*To do*:
How many lines below contain the word "Design"? Give only the number.

#### Information provided ####

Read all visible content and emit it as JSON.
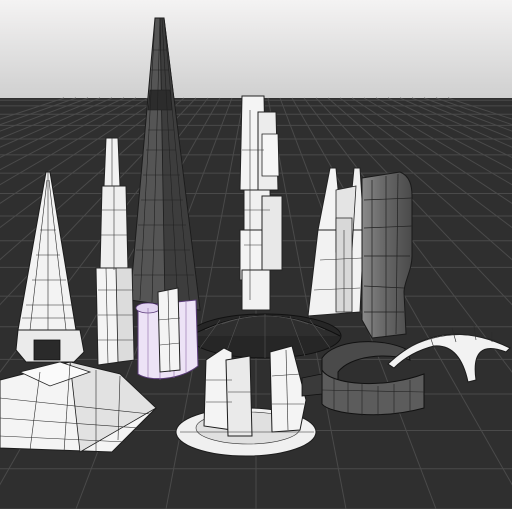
{
  "viewport": {
    "sky_color_top": "#dcdcdc",
    "sky_color_bottom": "#bdbdbd",
    "ground_color": "#2e2e2e",
    "grid_color": "#4a4a4a",
    "wire_color": "#222222",
    "white_fill": "#f2f2f2",
    "dark_fill": "#5a5a5a",
    "selected_fill": "#e6d8f2"
  },
  "objects": [
    "needle-tower",
    "spire-tower",
    "dark-obelisk",
    "tall-slab-tower",
    "twin-prong-tower",
    "dark-curved-monolith",
    "selected-cylinder",
    "dome-disc",
    "broken-ring-ruin",
    "dark-ring",
    "arched-canopy",
    "stepped-pyramid"
  ]
}
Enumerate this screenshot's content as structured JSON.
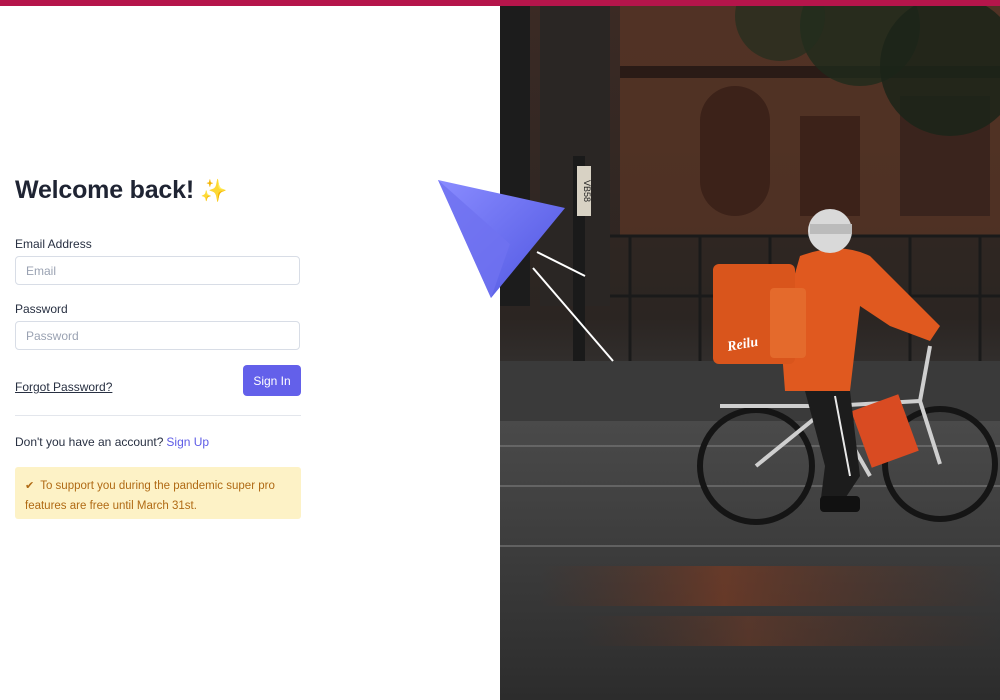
{
  "login": {
    "title": "Welcome back!",
    "title_emoji": "✨",
    "email_label": "Email Address",
    "email_placeholder": "Email",
    "email_value": "",
    "password_label": "Password",
    "password_placeholder": "Password",
    "password_value": "",
    "forgot_label": "Forgot Password?",
    "signin_label": "Sign In",
    "signup_prompt": "Don't you have an account?",
    "signup_label": "Sign Up",
    "notice_icon": "check-icon",
    "notice_text": "To support you during the pandemic super pro features are free until March 31st."
  },
  "hero": {
    "bag_brand": "Reilu",
    "sign_text": "VB58"
  },
  "colors": {
    "top_bar": "#b5154b",
    "primary": "#6360ea",
    "link": "#5e5ce6",
    "notice_bg": "#fdf2c6",
    "notice_text": "#b06a14",
    "title": "#1f2433",
    "jacket": "#e0591f"
  }
}
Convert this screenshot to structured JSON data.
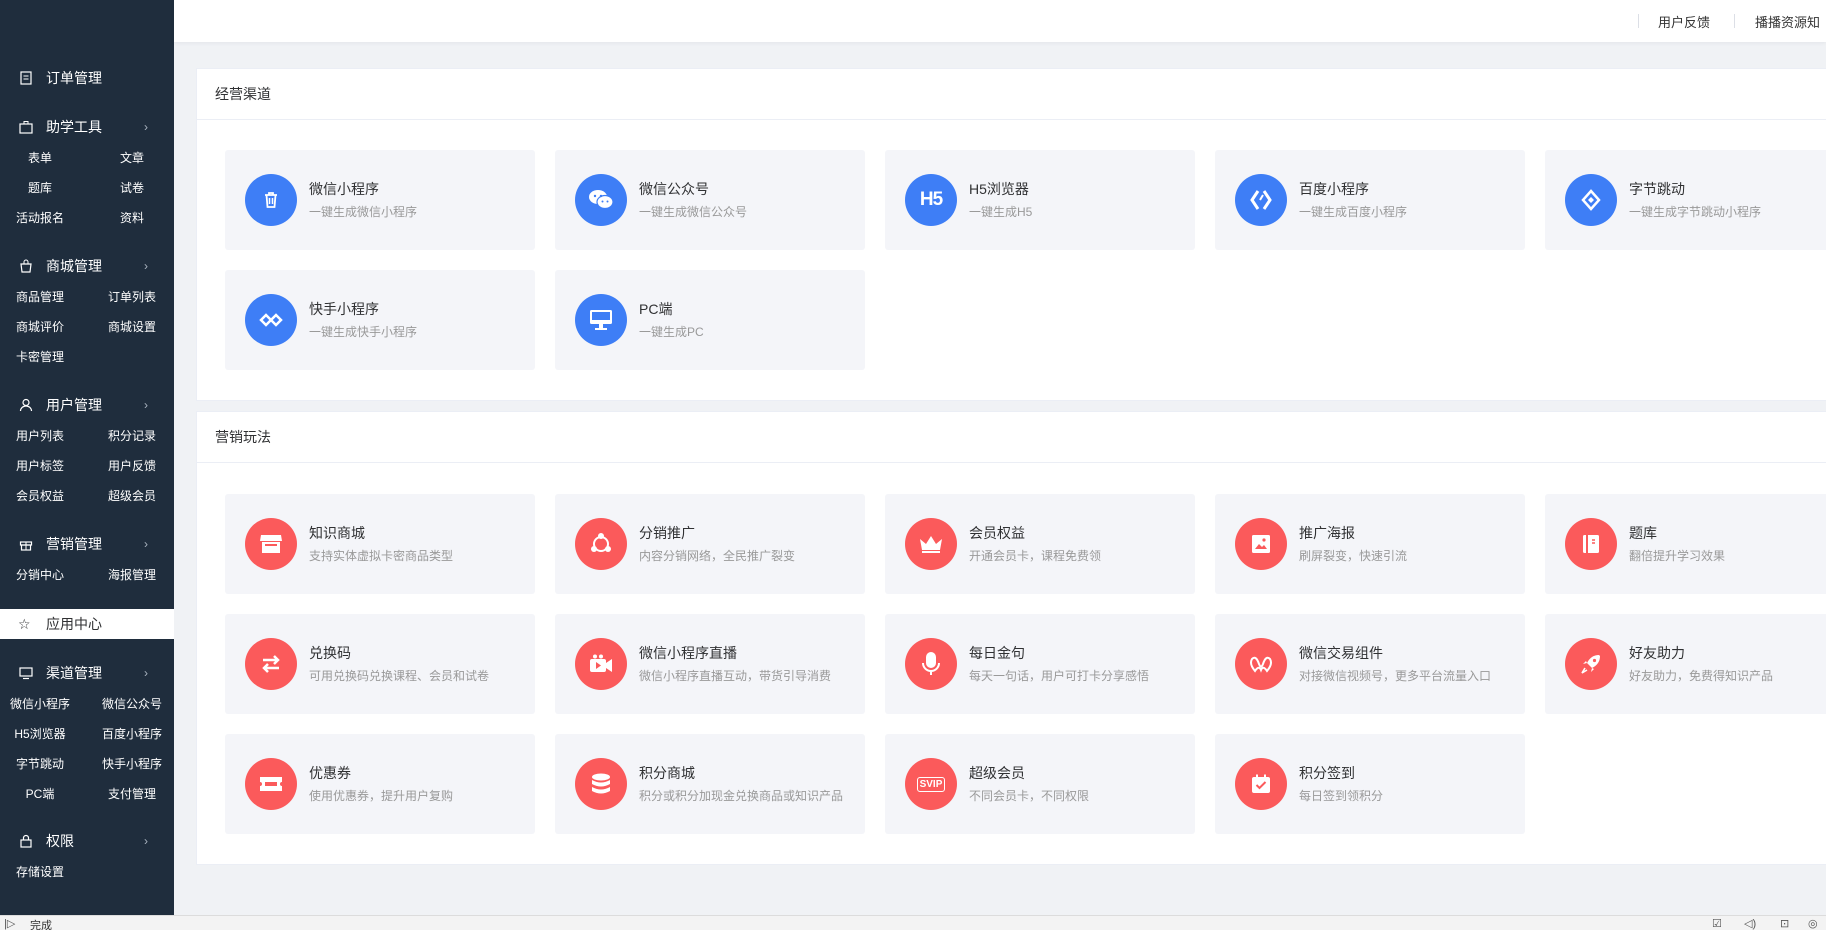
{
  "sidebar": {
    "order": {
      "label": "订单管理"
    },
    "study": {
      "label": "助学工具",
      "items": [
        "表单",
        "文章",
        "题库",
        "试卷",
        "活动报名",
        "资料"
      ]
    },
    "mall": {
      "label": "商城管理",
      "items": [
        "商品管理",
        "订单列表",
        "商城评价",
        "商城设置",
        "卡密管理"
      ]
    },
    "user": {
      "label": "用户管理",
      "items": [
        "用户列表",
        "积分记录",
        "用户标签",
        "用户反馈",
        "会员权益",
        "超级会员"
      ]
    },
    "marketing": {
      "label": "营销管理",
      "items": [
        "分销中心",
        "海报管理"
      ]
    },
    "appcenter": {
      "label": "应用中心"
    },
    "channel": {
      "label": "渠道管理",
      "items": [
        "微信小程序",
        "微信公众号",
        "H5浏览器",
        "百度小程序",
        "字节跳动",
        "快手小程序",
        "PC端",
        "支付管理"
      ]
    },
    "perm": {
      "label": "权限",
      "items": [
        "存储设置"
      ]
    }
  },
  "topbar": {
    "links": [
      "用户反馈",
      "播播资源知"
    ]
  },
  "channels": {
    "title": "经营渠道",
    "cards": [
      {
        "title": "微信小程序",
        "desc": "一键生成微信小程序",
        "icon": "trash-icon"
      },
      {
        "title": "微信公众号",
        "desc": "一键生成微信公众号",
        "icon": "wechat-icon"
      },
      {
        "title": "H5浏览器",
        "desc": "一键生成H5",
        "icon": "h5-icon",
        "glyph": "H5"
      },
      {
        "title": "百度小程序",
        "desc": "一键生成百度小程序",
        "icon": "baidu-icon"
      },
      {
        "title": "字节跳动",
        "desc": "一键生成字节跳动小程序",
        "icon": "bytedance-icon"
      },
      {
        "title": "快手小程序",
        "desc": "一键生成快手小程序",
        "icon": "kuaishou-icon"
      },
      {
        "title": "PC端",
        "desc": "一键生成PC",
        "icon": "monitor-icon"
      }
    ]
  },
  "marketing": {
    "title": "营销玩法",
    "cards": [
      {
        "title": "知识商城",
        "desc": "支持实体虚拟卡密商品类型",
        "icon": "store-icon"
      },
      {
        "title": "分销推广",
        "desc": "内容分销网络，全民推广裂变",
        "icon": "share-network-icon"
      },
      {
        "title": "会员权益",
        "desc": "开通会员卡，课程免费领",
        "icon": "crown-icon"
      },
      {
        "title": "推广海报",
        "desc": "刷屏裂变，快速引流",
        "icon": "poster-icon"
      },
      {
        "title": "题库",
        "desc": "翻倍提升学习效果",
        "icon": "question-book-icon"
      },
      {
        "title": "兑换码",
        "desc": "可用兑换码兑换课程、会员和试卷",
        "icon": "exchange-icon"
      },
      {
        "title": "微信小程序直播",
        "desc": "微信小程序直播互动，带货引导消费",
        "icon": "live-camera-icon"
      },
      {
        "title": "每日金句",
        "desc": "每天一句话，用户可打卡分享感悟",
        "icon": "microphone-icon"
      },
      {
        "title": "微信交易组件",
        "desc": "对接微信视频号，更多平台流量入口",
        "icon": "trade-component-icon"
      },
      {
        "title": "好友助力",
        "desc": "好友助力，免费得知识产品",
        "icon": "rocket-icon"
      },
      {
        "title": "优惠券",
        "desc": "使用优惠券，提升用户复购",
        "icon": "coupon-icon"
      },
      {
        "title": "积分商城",
        "desc": "积分或积分加现金兑换商品或知识产品",
        "icon": "points-coins-icon"
      },
      {
        "title": "超级会员",
        "desc": "不同会员卡，不同权限",
        "icon": "svip-icon",
        "glyph": "SVIP"
      },
      {
        "title": "积分签到",
        "desc": "每日签到领积分",
        "icon": "calendar-check-icon"
      }
    ]
  },
  "statusbar": {
    "text": "完成"
  },
  "colors": {
    "sidebar": "#1f2d3d",
    "blue": "#3e7ef6",
    "red": "#fb5a5b",
    "card_bg": "#f4f5f9"
  }
}
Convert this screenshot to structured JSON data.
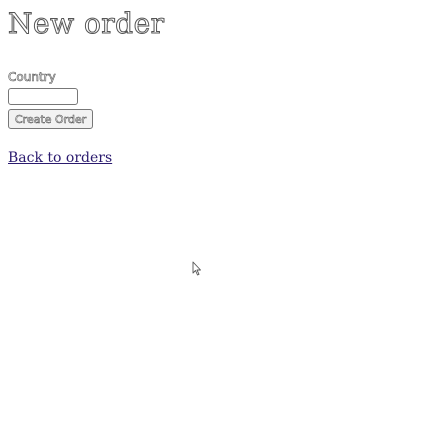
{
  "page": {
    "title": "New order"
  },
  "form": {
    "country_label": "Country",
    "country_value": "",
    "submit_label": "Create Order"
  },
  "links": {
    "back_label": "Back to orders"
  },
  "icons": {
    "cursor": "mouse-pointer-icon"
  }
}
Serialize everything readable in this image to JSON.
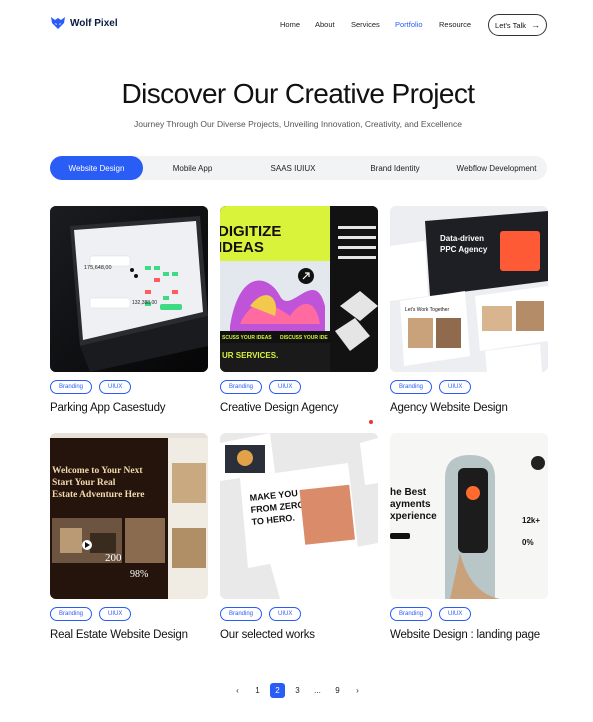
{
  "header": {
    "logo_text": "Wolf Pixel",
    "nav": [
      {
        "label": "Home"
      },
      {
        "label": "About"
      },
      {
        "label": "Services"
      },
      {
        "label": "Portfolio",
        "active": true
      },
      {
        "label": "Resource"
      }
    ],
    "cta_label": "Let's Talk",
    "accent_color": "#2a5cf6"
  },
  "hero": {
    "title": "Discover Our Creative Project",
    "subtitle": "Journey Through Our Diverse Projects, Unveiling Innovation, Creativity, and Excellence"
  },
  "tabs": [
    {
      "label": "Website Design",
      "active": true
    },
    {
      "label": "Mobile App"
    },
    {
      "label": "SAAS IUIUX"
    },
    {
      "label": "Brand Identity"
    },
    {
      "label": "Webflow Development"
    }
  ],
  "projects": [
    {
      "title": "Parking App Casestudy",
      "tags": [
        "Branding",
        "UIUX"
      ],
      "thumb_text": [
        "175,648,00",
        "132,388,00"
      ]
    },
    {
      "title": "Creative Design Agency",
      "tags": [
        "Branding",
        "UIUX"
      ],
      "thumb_text": [
        "DIGITIZE",
        "IDEAS",
        "SCUSS YOUR IDEAS",
        "DISCUSS YOUR IDE",
        "UR SERVICES."
      ]
    },
    {
      "title": "Agency Website Design",
      "tags": [
        "Branding",
        "UIUX"
      ],
      "thumb_text": [
        "Data-driven",
        "PPC Agency",
        "Let's Work Together"
      ]
    },
    {
      "title": "Real Estate Website Design",
      "tags": [
        "Branding",
        "UIUX"
      ],
      "thumb_text": [
        "Welcome to Your Next",
        "Start Your Real",
        "Estate Adventure Here",
        "200",
        "98%"
      ]
    },
    {
      "title": "Our selected works",
      "tags": [
        "Branding",
        "UIUX"
      ],
      "thumb_text": [
        "MAKE YOU",
        "FROM ZERO",
        "TO HERO."
      ]
    },
    {
      "title": "Website Design : landing page",
      "tags": [
        "Branding",
        "UIUX"
      ],
      "thumb_text": [
        "he Best",
        "ayments",
        "xperience",
        "12k+",
        "0%"
      ]
    }
  ],
  "pagination": {
    "prev": "‹",
    "pages": [
      "1",
      "2",
      "3",
      "...",
      "9"
    ],
    "current": "2",
    "next": "›"
  }
}
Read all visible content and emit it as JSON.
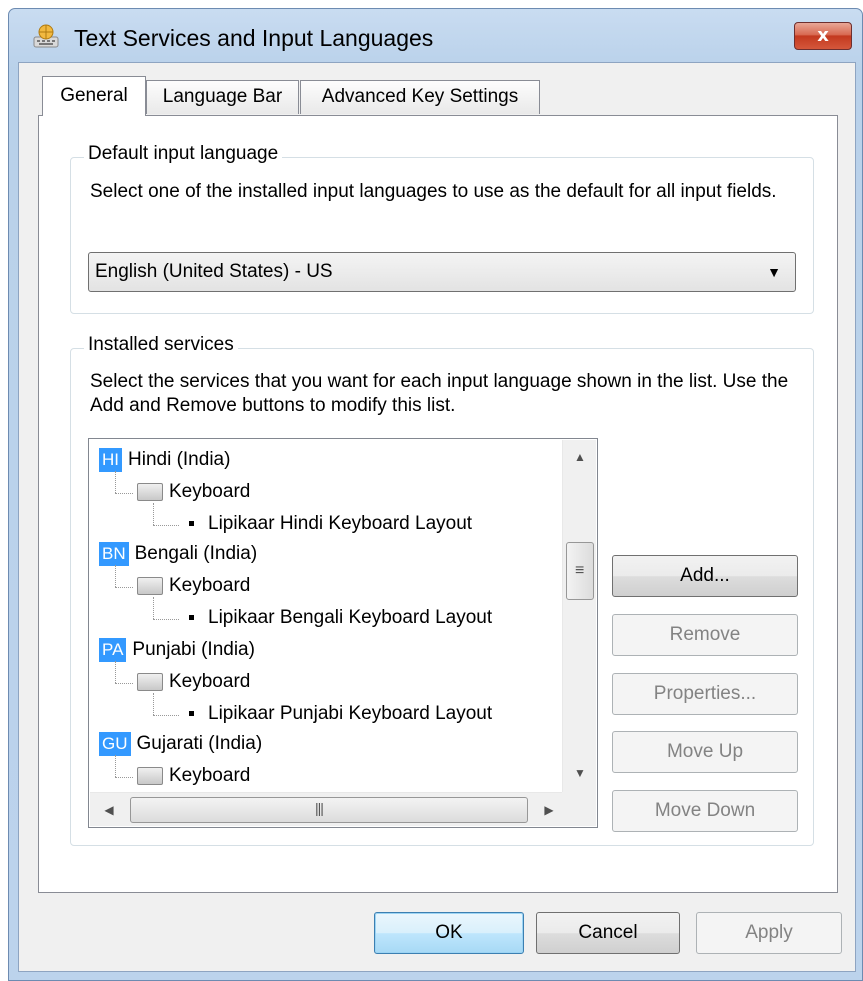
{
  "window": {
    "title": "Text Services and Input Languages",
    "close_label": "x"
  },
  "tabs": [
    {
      "label": "General",
      "selected": true
    },
    {
      "label": "Language Bar",
      "selected": false
    },
    {
      "label": "Advanced Key Settings",
      "selected": false
    }
  ],
  "default_language": {
    "group_label": "Default input language",
    "description": "Select one of the installed input languages to use as the default for all input fields.",
    "selected_value": "English (United States) - US"
  },
  "installed_services": {
    "group_label": "Installed services",
    "description": "Select the services that you want for each input language shown in the list. Use the Add and Remove buttons to modify this list.",
    "tree": [
      {
        "badge": "HI",
        "language": "Hindi (India)",
        "service": "Keyboard",
        "layout": "Lipikaar Hindi Keyboard Layout"
      },
      {
        "badge": "BN",
        "language": "Bengali (India)",
        "service": "Keyboard",
        "layout": "Lipikaar Bengali Keyboard Layout"
      },
      {
        "badge": "PA",
        "language": "Punjabi (India)",
        "service": "Keyboard",
        "layout": "Lipikaar Punjabi Keyboard Layout"
      },
      {
        "badge": "GU",
        "language": "Gujarati (India)",
        "service": "Keyboard",
        "layout": ""
      }
    ],
    "buttons": {
      "add": "Add...",
      "remove": "Remove",
      "properties": "Properties...",
      "move_up": "Move Up",
      "move_down": "Move Down"
    }
  },
  "footer": {
    "ok": "OK",
    "cancel": "Cancel",
    "apply": "Apply"
  },
  "colors": {
    "badge": "#3399ff",
    "close_button": "#c3391f",
    "title_bar": "#b9d1ea"
  },
  "icons": {
    "window": "keyboard-globe-icon",
    "service": "keyboard-icon",
    "dropdown": "chevron-down-icon"
  }
}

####

*Output for this task*:
5